I was traveling in Israel when it happened, said Ruth Leibowitz. I sustained a C2 fracture and had to wear a neck brace for three months. Ruth experienced the major fall in 2009 after suffering minor injuries from a few falls. An active, independent 86-year-old woman, who lives alone, now knows firsthand the danger of falls for older adults. The neck brace made life difficult and inconvenient for Ruth. I couldnt drive. I had to rely on my daughter to drive me to appointments and take me shopping, she said. The only thing I could do by myself was walk to a nearby store for small items. I felt so helpless. Recovery was a long and difficult process. I had to have physical therapy after my neck brace was removed. I had to learn how to move around again and do things for myself. The experiences that resulted from her fall have changed Ruths outlook. I used to do things quickly. Now I move slower and I am more careful, she said. I still have to do my exercises to keep myself strong, Ruth said. Now I exercise four times a week at a gym. I use a recumbent bicycle, weight machines and a treadmill. I dont walk outside as much because Im afraid I might trip over uneven sidewalks and curbs. And I definitely dont want to fall again!

The Problem Falls Change Thousands of Lives

More than one third of adults 65 and older fall each year in the United States.1 Everyday in 2009, about 78 adults aged 65 and older were treated and discharged from hospital outpatient centers (such as hospital clinics and emergency departments), and another 42 people were treated and hospitalized due to falls, making it the leading cause of injury-related hospital outpatient visits (28,626) as well as injury-related hospitalizations (15,229) for this age group in Maryland. 2
Injury-Related Hospitalizations for Ages 65+ in Maryland 2009

All Other Injuries


Fall-Related Deaths in Maryland, 2009

Age 64 and Younger

Of the 581 fall-related deaths reported in 2009 in Maryland, 453 (78%) were adults 65 and over, which more than doubled the 188 cases reported in 2000. 2,3 Falls are among the most serious and common problems that threaten independence and quality of life for older adults. Falls are a strong predictor of placement in a skilled-nursing facility among older adults living in the community.4

Age 65+

Falls are also costly. In 2009, the total hospitalization charges for treating falls was $195,590,083, and $130,489,989 (67%) was from adults 65 and older.5 According to the Maryland Injury Workers Insurance Fund (IWIF) 2007 data, approximately 3% ($1,554,678) of their total claims were filed from workers aged 65 and older due to falls.

Major Risk Factors for Fall in Older Adults: Medication Side Effects Lack of Exercise
Vision Problem Home/Environmental Hazards

What you can you do in your community to prevent falls?

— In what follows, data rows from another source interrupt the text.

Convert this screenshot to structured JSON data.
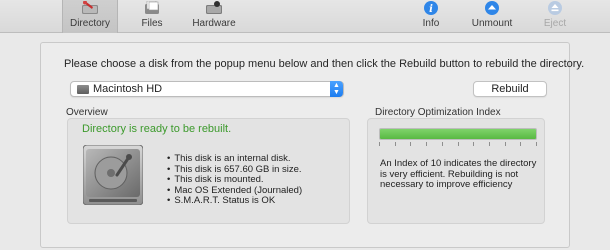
{
  "toolbar": {
    "items": [
      {
        "label": "Directory",
        "icon": "wrench-disk-icon",
        "active": true
      },
      {
        "label": "Files",
        "icon": "files-icon",
        "active": false
      },
      {
        "label": "Hardware",
        "icon": "hardware-icon",
        "active": false
      },
      {
        "label": "Info",
        "icon": "info-icon",
        "active": false
      },
      {
        "label": "Unmount",
        "icon": "unmount-icon",
        "active": false
      },
      {
        "label": "Eject",
        "icon": "eject-icon",
        "active": false,
        "disabled": true
      }
    ]
  },
  "main": {
    "instructions": "Please choose a disk from the popup menu below and then click the Rebuild button to rebuild the directory.",
    "disk_popup": {
      "selected": "Macintosh HD"
    },
    "rebuild_label": "Rebuild"
  },
  "overview": {
    "title": "Overview",
    "status": "Directory is ready to be rebuilt.",
    "facts": [
      "This disk is an internal disk.",
      "This disk is 657.60 GB in size.",
      "This disk is mounted.",
      "Mac OS Extended (Journaled)",
      "S.M.A.R.T. Status is OK"
    ]
  },
  "directory_index": {
    "title": "Directory Optimization Index",
    "level_fraction": 1.0,
    "tick_count": 11,
    "description": "An Index of 10 indicates the directory is very efficient. Rebuilding is not necessary to improve efficiency"
  },
  "colors": {
    "accent_blue": "#1d7df0",
    "status_green": "#3c9a2c",
    "gauge_green": "#59b943"
  }
}
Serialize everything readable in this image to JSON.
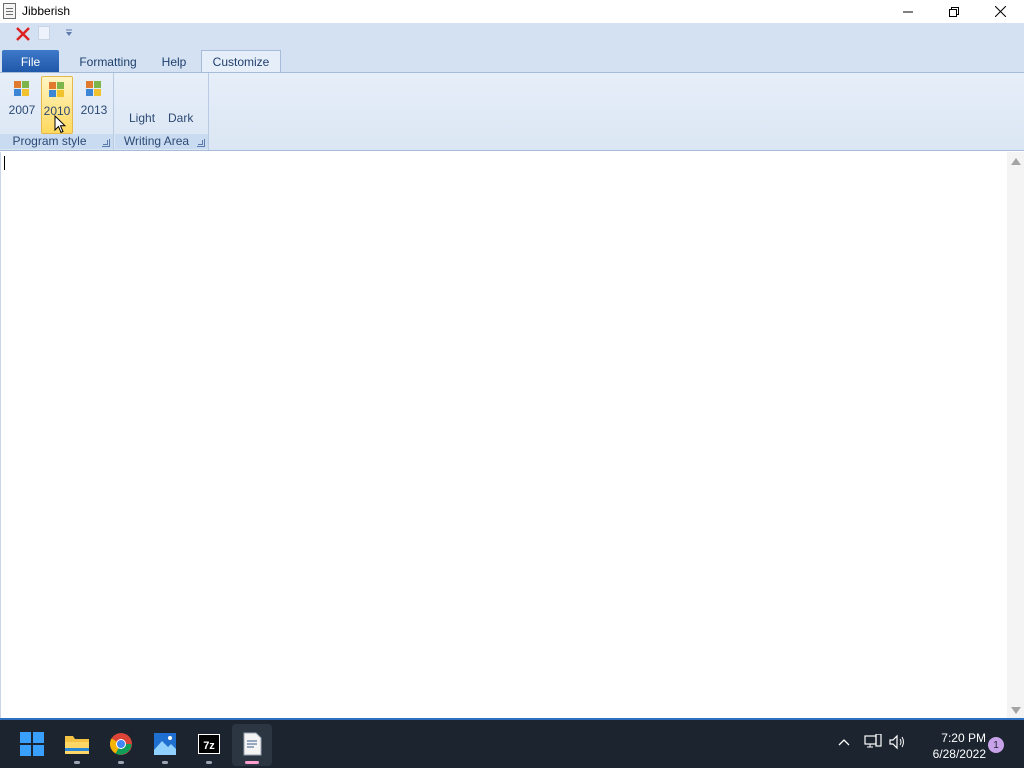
{
  "window": {
    "title": "Jibberish"
  },
  "ribbon": {
    "tabs": [
      {
        "label": "File"
      },
      {
        "label": "Formatting"
      },
      {
        "label": "Help"
      },
      {
        "label": "Customize"
      }
    ],
    "groups": {
      "program_style": {
        "label": "Program style",
        "buttons": [
          {
            "label": "2007"
          },
          {
            "label": "2010"
          },
          {
            "label": "2013"
          }
        ],
        "selected": "2010"
      },
      "writing_area": {
        "label": "Writing Area",
        "buttons": [
          {
            "label": "Light"
          },
          {
            "label": "Dark"
          }
        ]
      }
    }
  },
  "taskbar": {
    "apps": [
      {
        "icon": "windows-start-icon"
      },
      {
        "icon": "file-explorer-icon"
      },
      {
        "icon": "chrome-icon"
      },
      {
        "icon": "photos-icon"
      },
      {
        "icon": "7zip-icon"
      },
      {
        "icon": "jibberish-icon"
      }
    ],
    "tray": {
      "time": "7:20 PM",
      "date": "6/28/2022",
      "notification_count": "1"
    }
  },
  "colors": {
    "ribbon_bg": "#d3e1f2",
    "file_tab": "#2a64b4",
    "selected_button": "#ffd95e",
    "taskbar_bg": "#1c2430",
    "taskbar_accent": "#2f6fbf"
  }
}
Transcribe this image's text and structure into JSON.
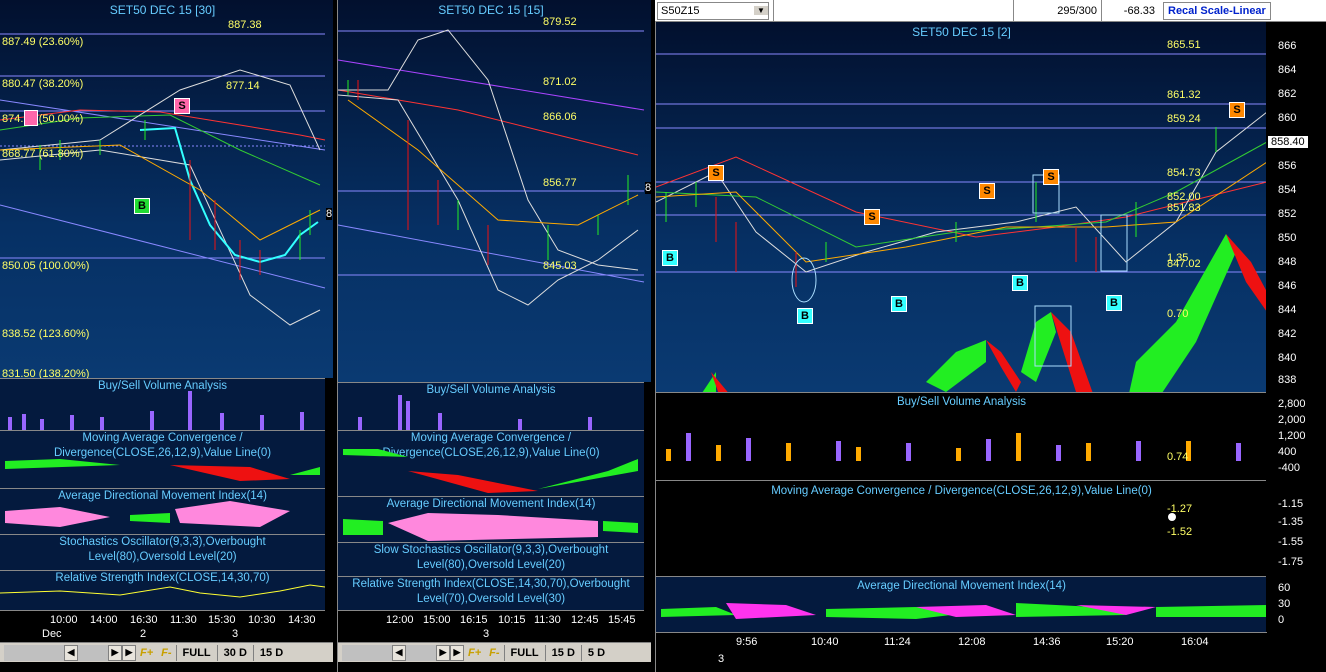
{
  "left": {
    "title": "SET50 DEC 15  [30]",
    "price_levels": [
      "887.38",
      "887.49 (23.60%)",
      "880.47 (38.20%)",
      "877.14",
      "874.62 (50.00%)",
      "868.77 (61.80%)",
      "850.05 (100.00%)",
      "838.52 (123.60%)",
      "831.50 (138.20%)"
    ],
    "right_label": "8",
    "signals": [
      "S",
      "B"
    ],
    "sub_titles": [
      "Buy/Sell Volume Analysis",
      "Moving Average Convergence / Divergence(CLOSE,26,12,9),Value Line(0)",
      "Average Directional Movement Index(14)",
      "Stochastics Oscillator(9,3,3),Overbought Level(80),Oversold Level(20)",
      "Relative Strength Index(CLOSE,14,30,70)"
    ],
    "times": [
      "10:00",
      "14:00",
      "16:30",
      "11:30",
      "15:30",
      "10:30",
      "14:30"
    ],
    "dates": [
      "Dec",
      "2",
      "3"
    ],
    "buttons": [
      "FULL",
      "30 D",
      "15 D"
    ],
    "fbtns": [
      "F+",
      "F-"
    ]
  },
  "middle": {
    "title": "SET50 DEC 15  [15]",
    "price_levels": [
      "879.52",
      "871.02",
      "866.06",
      "856.77",
      "845.03"
    ],
    "right_label": "8",
    "sub_titles": [
      "Buy/Sell Volume Analysis",
      "Moving Average Convergence / Divergence(CLOSE,26,12,9),Value Line(0)",
      "Average Directional Movement Index(14)",
      "Slow Stochastics Oscillator(9,3,3),Overbought Level(80),Oversold Level(20)",
      "Relative Strength Index(CLOSE,14,30,70),Overbought Level(70),Oversold Level(30)"
    ],
    "times": [
      "12:00",
      "15:00",
      "16:15",
      "10:15",
      "11:30",
      "12:45",
      "15:45"
    ],
    "dates": [
      "3"
    ],
    "buttons": [
      "FULL",
      "15 D",
      "5 D"
    ],
    "fbtns": [
      "F+",
      "F-"
    ]
  },
  "right": {
    "symbol": "S50Z15",
    "count": "295/300",
    "change": "-68.33",
    "recal": "Recal Scale-Linear",
    "title": "SET50 DEC 15  [2]",
    "price_levels": [
      "865.51",
      "861.32",
      "859.24",
      "854.73",
      "852.00",
      "851.83",
      "847.02",
      "1.35",
      "0.70",
      "0.74"
    ],
    "current_price": "858.40",
    "axis": [
      "866",
      "864",
      "862",
      "860",
      "858",
      "856",
      "854",
      "852",
      "850",
      "848",
      "846",
      "844",
      "842",
      "840",
      "838"
    ],
    "vol_axis": [
      "2,800",
      "2,000",
      "1,200",
      "400",
      "-400"
    ],
    "macd_axis": [
      "-1.15",
      "-1.35",
      "-1.55",
      "-1.75"
    ],
    "macd_vals": [
      "-1.27",
      "-1.52"
    ],
    "adx_axis": [
      "60",
      "30",
      "0"
    ],
    "sub_titles": [
      "Buy/Sell Volume Analysis",
      "Moving Average Convergence / Divergence(CLOSE,26,12,9),Value Line(0)",
      "Average Directional Movement Index(14)"
    ],
    "times": [
      "9:56",
      "10:40",
      "11:24",
      "12:08",
      "14:36",
      "15:20",
      "16:04"
    ],
    "dates": [
      "3"
    ],
    "signals_b": [
      "B",
      "B",
      "B",
      "B",
      "B"
    ],
    "signals_s": [
      "S",
      "S",
      "S",
      "S",
      "S"
    ]
  },
  "colors": {
    "green": "#22ee22",
    "red": "#ee1111",
    "cyan": "#33ffff",
    "yellow": "#ffff66"
  }
}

Join the statewide injury prevention coalition Partnership for a Safer Maryland to stay updated on the issue. Familiarize yourself with available resources by visiting Promote awareness of injuries related to falls in your community and evidence-based intervention programs. Build a local group to prevent falls.
The Partnership supports activities to prevent falls among older adults. Visit our website ( for a comprehensive resource list of available publications, evidencebased fall prevention programs, and various actions taken by organizations on fall prevention in Maryland.

1. 2. Unpublished data from the Maryland Health Services Cost Review Commission Hospital Discharge dataset. 3. Injury-Related Deaths in Maryland: A Statewide Perspective 1999-2000. Maryland Department of Health and Mental Hygiene, 2002. 4. Tinetti ME, Williams CS Falls, injuries due to falls, and the risk of admission to a nursing home.N Engl J Med. 1997 Oct 30;337(18):1279-84. 5. Maryland Assessment Tool for Community Health. (

For More Information, contact the Partnerships Fall Prevention Advisory Group Leader: Jade Leung, Center for Health Promotion and Education, Family Health Administration, Department of Health and Mental Hygiene: 410-767-2919 or